We stopped in Reno, Nevada, for lunch at a Taiwanese restaurant called 101 Taiwanese Cuisine. A large section of downtown Reno was blocked off for an antique car show/competition, called “Show-n-Shine”,  as part of Reno’s Hot August Nights, a six day festival in downtown Reno. There must have been over one hundred classic cars on the road, shined for the occasion with their doors and hoods popped open.


Owners often sat in lawn chairs on the sidewalk next to their cars.



Everything in Reno was also really big. In Nevada, casinos are legal, and it seemed like every building downtown was a casino.





The streets were often tiled by some sort of fake stone formation. The streets seemed sticky and smelled of urine and other bad things. The people were friendly in giving directions.

We stopped at Lake Tahoe, California, for only 45 minutes at most, because we were eager to get to our hotel. IMG_5165

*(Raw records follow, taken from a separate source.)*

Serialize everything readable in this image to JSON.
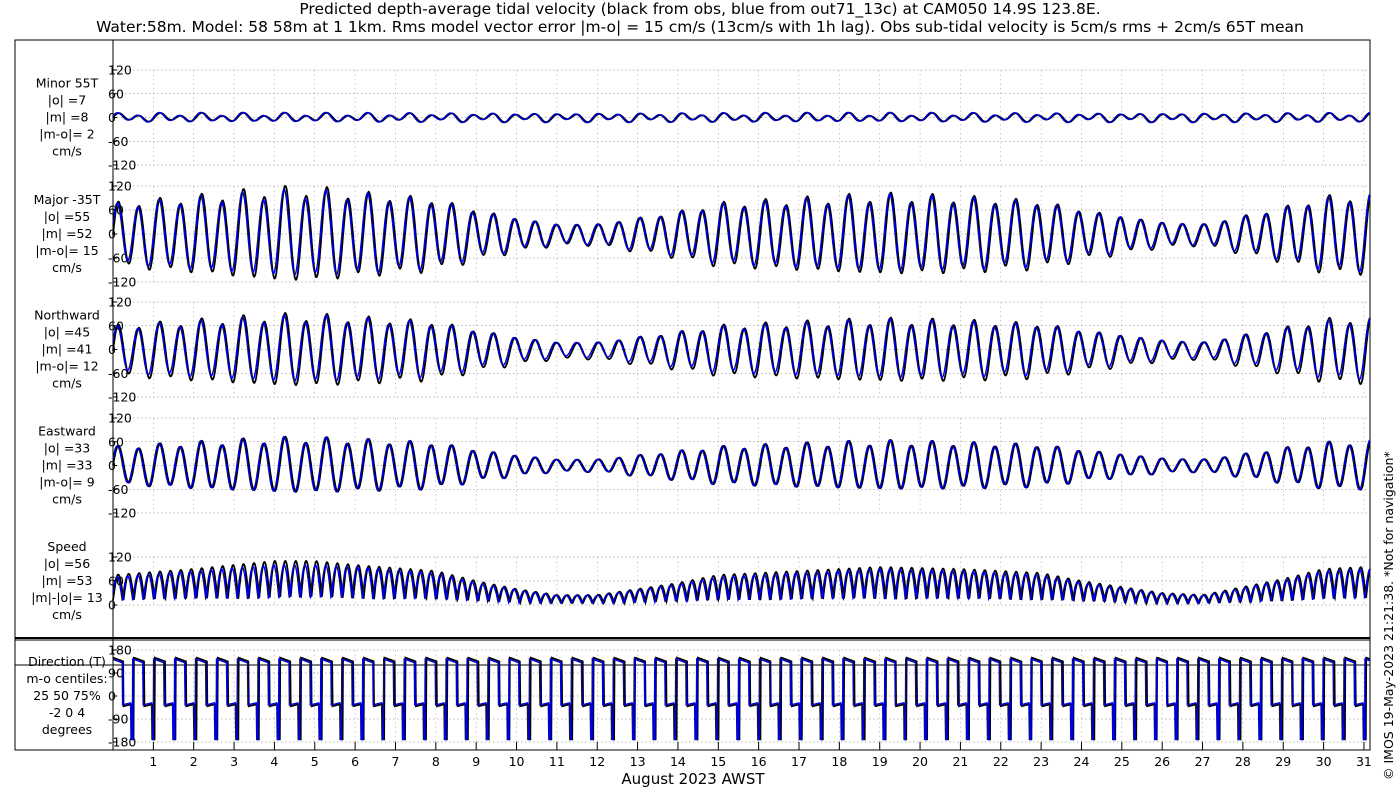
{
  "title_line1": "Predicted depth-average tidal velocity (black from obs, blue from out71_13c) at CAM050 14.9S 123.8E.",
  "title_line2": "Water:58m. Model: 58 58m at 1 1km. Rms model vector error |m-o| = 15 cm/s (13cm/s with 1h lag). Obs sub-tidal velocity is 5cm/s rms + 2cm/s 65T mean",
  "credit": "© IMOS 19-May-2023 21:21:38.  *Not for navigation*",
  "xlabel": "August 2023 AWST",
  "x_ticks": [
    "1",
    "2",
    "3",
    "4",
    "5",
    "6",
    "7",
    "8",
    "9",
    "10",
    "11",
    "12",
    "13",
    "14",
    "15",
    "16",
    "17",
    "18",
    "19",
    "20",
    "21",
    "22",
    "23",
    "24",
    "25",
    "26",
    "27",
    "28",
    "29",
    "30",
    "31"
  ],
  "colors": {
    "obs": "#000000",
    "model": "#0000dd"
  },
  "chart_data": [
    {
      "type": "line",
      "panel": "minor",
      "labels": [
        "Minor 55T",
        "|o| =7",
        "|m| =8",
        "|m-o|= 2",
        "cm/s"
      ],
      "ylim": [
        -120,
        120
      ],
      "yticks": [
        "120",
        "60",
        "0",
        "-60",
        "-120"
      ],
      "x_range_days": [
        0,
        31.15
      ],
      "series": [
        {
          "name": "obs",
          "mode": "tidal",
          "semidiurnal_amp": 8,
          "diurnal_amp": 4,
          "offset": 0
        },
        {
          "name": "model",
          "mode": "tidal",
          "semidiurnal_amp": 9,
          "diurnal_amp": 4,
          "offset": 0
        }
      ]
    },
    {
      "type": "line",
      "panel": "major",
      "labels": [
        "Major -35T",
        "|o| =55",
        "|m| =52",
        "|m-o|= 15",
        "cm/s"
      ],
      "ylim": [
        -120,
        120
      ],
      "yticks": [
        "120",
        "60",
        "0",
        "-60",
        "-120"
      ],
      "x_range_days": [
        0,
        31.15
      ],
      "series": [
        {
          "name": "obs",
          "mode": "tidal",
          "envelope": [
            [
              0,
              75
            ],
            [
              2,
              90
            ],
            [
              4,
              110
            ],
            [
              5,
              110
            ],
            [
              6,
              100
            ],
            [
              8,
              85
            ],
            [
              9,
              60
            ],
            [
              10,
              40
            ],
            [
              11,
              25
            ],
            [
              12,
              25
            ],
            [
              13,
              40
            ],
            [
              14,
              55
            ],
            [
              15,
              75
            ],
            [
              17,
              85
            ],
            [
              19,
              95
            ],
            [
              21,
              90
            ],
            [
              23,
              80
            ],
            [
              24,
              60
            ],
            [
              25,
              45
            ],
            [
              26,
              30
            ],
            [
              27,
              25
            ],
            [
              28,
              45
            ],
            [
              29,
              65
            ],
            [
              30,
              90
            ],
            [
              31,
              95
            ]
          ],
          "offset": -2
        },
        {
          "name": "model",
          "mode": "tidal",
          "envelope": [
            [
              0,
              70
            ],
            [
              2,
              85
            ],
            [
              4,
              100
            ],
            [
              5,
              100
            ],
            [
              6,
              95
            ],
            [
              8,
              80
            ],
            [
              9,
              55
            ],
            [
              10,
              38
            ],
            [
              11,
              24
            ],
            [
              12,
              24
            ],
            [
              13,
              38
            ],
            [
              14,
              52
            ],
            [
              15,
              70
            ],
            [
              17,
              80
            ],
            [
              19,
              90
            ],
            [
              21,
              85
            ],
            [
              23,
              75
            ],
            [
              24,
              56
            ],
            [
              25,
              42
            ],
            [
              26,
              28
            ],
            [
              27,
              24
            ],
            [
              28,
              42
            ],
            [
              29,
              62
            ],
            [
              30,
              85
            ],
            [
              31,
              90
            ]
          ],
          "offset": 0
        }
      ]
    },
    {
      "type": "line",
      "panel": "northward",
      "labels": [
        "Northward",
        "|o| =45",
        "|m| =41",
        "|m-o|= 12",
        "cm/s"
      ],
      "ylim": [
        -120,
        120
      ],
      "yticks": [
        "120",
        "60",
        "0",
        "-60",
        "-120"
      ],
      "x_range_days": [
        0,
        31.15
      ],
      "series": [
        {
          "name": "obs",
          "mode": "tidal",
          "envelope": [
            [
              0,
              60
            ],
            [
              2,
              72
            ],
            [
              4,
              85
            ],
            [
              5,
              85
            ],
            [
              6,
              80
            ],
            [
              8,
              70
            ],
            [
              9,
              50
            ],
            [
              10,
              33
            ],
            [
              11,
              20
            ],
            [
              12,
              20
            ],
            [
              13,
              33
            ],
            [
              14,
              45
            ],
            [
              15,
              60
            ],
            [
              17,
              68
            ],
            [
              19,
              75
            ],
            [
              21,
              72
            ],
            [
              23,
              65
            ],
            [
              24,
              50
            ],
            [
              25,
              38
            ],
            [
              26,
              25
            ],
            [
              27,
              20
            ],
            [
              28,
              38
            ],
            [
              29,
              55
            ],
            [
              30,
              75
            ],
            [
              31,
              80
            ]
          ],
          "offset": -3
        },
        {
          "name": "model",
          "mode": "tidal",
          "envelope": [
            [
              0,
              55
            ],
            [
              2,
              66
            ],
            [
              4,
              78
            ],
            [
              5,
              78
            ],
            [
              6,
              74
            ],
            [
              8,
              64
            ],
            [
              9,
              46
            ],
            [
              10,
              30
            ],
            [
              11,
              18
            ],
            [
              12,
              18
            ],
            [
              13,
              30
            ],
            [
              14,
              42
            ],
            [
              15,
              55
            ],
            [
              17,
              62
            ],
            [
              19,
              70
            ],
            [
              21,
              66
            ],
            [
              23,
              60
            ],
            [
              24,
              46
            ],
            [
              25,
              35
            ],
            [
              26,
              23
            ],
            [
              27,
              18
            ],
            [
              28,
              35
            ],
            [
              29,
              50
            ],
            [
              30,
              68
            ],
            [
              31,
              72
            ]
          ],
          "offset": 0
        }
      ]
    },
    {
      "type": "line",
      "panel": "eastward",
      "labels": [
        "Eastward",
        "|o| =33",
        "|m| =33",
        "|m-o|= 9",
        "cm/s"
      ],
      "ylim": [
        -120,
        120
      ],
      "yticks": [
        "120",
        "60",
        "0",
        "-60",
        "-120"
      ],
      "x_range_days": [
        0,
        31.15
      ],
      "series": [
        {
          "name": "obs",
          "mode": "tidal",
          "envelope": [
            [
              0,
              45
            ],
            [
              2,
              55
            ],
            [
              4,
              65
            ],
            [
              5,
              65
            ],
            [
              6,
              62
            ],
            [
              8,
              55
            ],
            [
              9,
              38
            ],
            [
              10,
              25
            ],
            [
              11,
              15
            ],
            [
              12,
              15
            ],
            [
              13,
              25
            ],
            [
              14,
              35
            ],
            [
              15,
              45
            ],
            [
              17,
              52
            ],
            [
              19,
              58
            ],
            [
              21,
              55
            ],
            [
              23,
              50
            ],
            [
              24,
              38
            ],
            [
              25,
              28
            ],
            [
              26,
              18
            ],
            [
              27,
              15
            ],
            [
              28,
              28
            ],
            [
              29,
              42
            ],
            [
              30,
              55
            ],
            [
              31,
              58
            ]
          ],
          "offset": 0
        },
        {
          "name": "model",
          "mode": "tidal",
          "envelope": [
            [
              0,
              45
            ],
            [
              2,
              55
            ],
            [
              4,
              65
            ],
            [
              5,
              65
            ],
            [
              6,
              62
            ],
            [
              8,
              55
            ],
            [
              9,
              38
            ],
            [
              10,
              25
            ],
            [
              11,
              15
            ],
            [
              12,
              15
            ],
            [
              13,
              25
            ],
            [
              14,
              35
            ],
            [
              15,
              45
            ],
            [
              17,
              52
            ],
            [
              19,
              58
            ],
            [
              21,
              55
            ],
            [
              23,
              50
            ],
            [
              24,
              38
            ],
            [
              25,
              28
            ],
            [
              26,
              18
            ],
            [
              27,
              15
            ],
            [
              28,
              28
            ],
            [
              29,
              42
            ],
            [
              30,
              55
            ],
            [
              31,
              58
            ]
          ],
          "offset": 0
        }
      ]
    },
    {
      "type": "line",
      "panel": "speed",
      "labels": [
        "Speed",
        "|o| =56",
        "|m| =53",
        "|m|-|o|= 13",
        "cm/s"
      ],
      "ylim": [
        0,
        120
      ],
      "yticks": [
        "120",
        "60",
        "0"
      ],
      "x_range_days": [
        0,
        31.15
      ],
      "series": [
        {
          "name": "obs",
          "mode": "speed",
          "envelope": [
            [
              0,
              75
            ],
            [
              2,
              90
            ],
            [
              4,
              110
            ],
            [
              5,
              110
            ],
            [
              6,
              100
            ],
            [
              8,
              85
            ],
            [
              9,
              60
            ],
            [
              10,
              40
            ],
            [
              11,
              25
            ],
            [
              12,
              25
            ],
            [
              13,
              40
            ],
            [
              14,
              55
            ],
            [
              15,
              75
            ],
            [
              17,
              85
            ],
            [
              19,
              95
            ],
            [
              21,
              90
            ],
            [
              23,
              80
            ],
            [
              24,
              60
            ],
            [
              25,
              45
            ],
            [
              26,
              30
            ],
            [
              27,
              25
            ],
            [
              28,
              45
            ],
            [
              29,
              65
            ],
            [
              30,
              90
            ],
            [
              31,
              95
            ]
          ],
          "offset": 0
        },
        {
          "name": "model",
          "mode": "speed",
          "envelope": [
            [
              0,
              70
            ],
            [
              2,
              85
            ],
            [
              4,
              100
            ],
            [
              5,
              100
            ],
            [
              6,
              95
            ],
            [
              8,
              80
            ],
            [
              9,
              55
            ],
            [
              10,
              38
            ],
            [
              11,
              24
            ],
            [
              12,
              24
            ],
            [
              13,
              38
            ],
            [
              14,
              52
            ],
            [
              15,
              70
            ],
            [
              17,
              80
            ],
            [
              19,
              90
            ],
            [
              21,
              85
            ],
            [
              23,
              75
            ],
            [
              24,
              56
            ],
            [
              25,
              42
            ],
            [
              26,
              28
            ],
            [
              27,
              24
            ],
            [
              28,
              42
            ],
            [
              29,
              62
            ],
            [
              30,
              85
            ],
            [
              31,
              90
            ]
          ],
          "offset": 0
        }
      ]
    },
    {
      "type": "line",
      "panel": "direction",
      "labels": [
        "Direction (T)",
        "m-o centiles:",
        "25  50  75%",
        "-2  0  4",
        "degrees"
      ],
      "ylim": [
        -180,
        180
      ],
      "yticks": [
        "180",
        "90",
        "0",
        "-90",
        "-180"
      ],
      "x_range_days": [
        0,
        31.15
      ],
      "series": [
        {
          "name": "obs",
          "mode": "direction",
          "high_deg": 150,
          "low_deg": -40
        },
        {
          "name": "model",
          "mode": "direction",
          "high_deg": 145,
          "low_deg": -35
        }
      ]
    }
  ]
}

We still have a few more hours of driving to Palo Alto tomorrow, then the Journey West section of my blog will finish, and the California section will begin.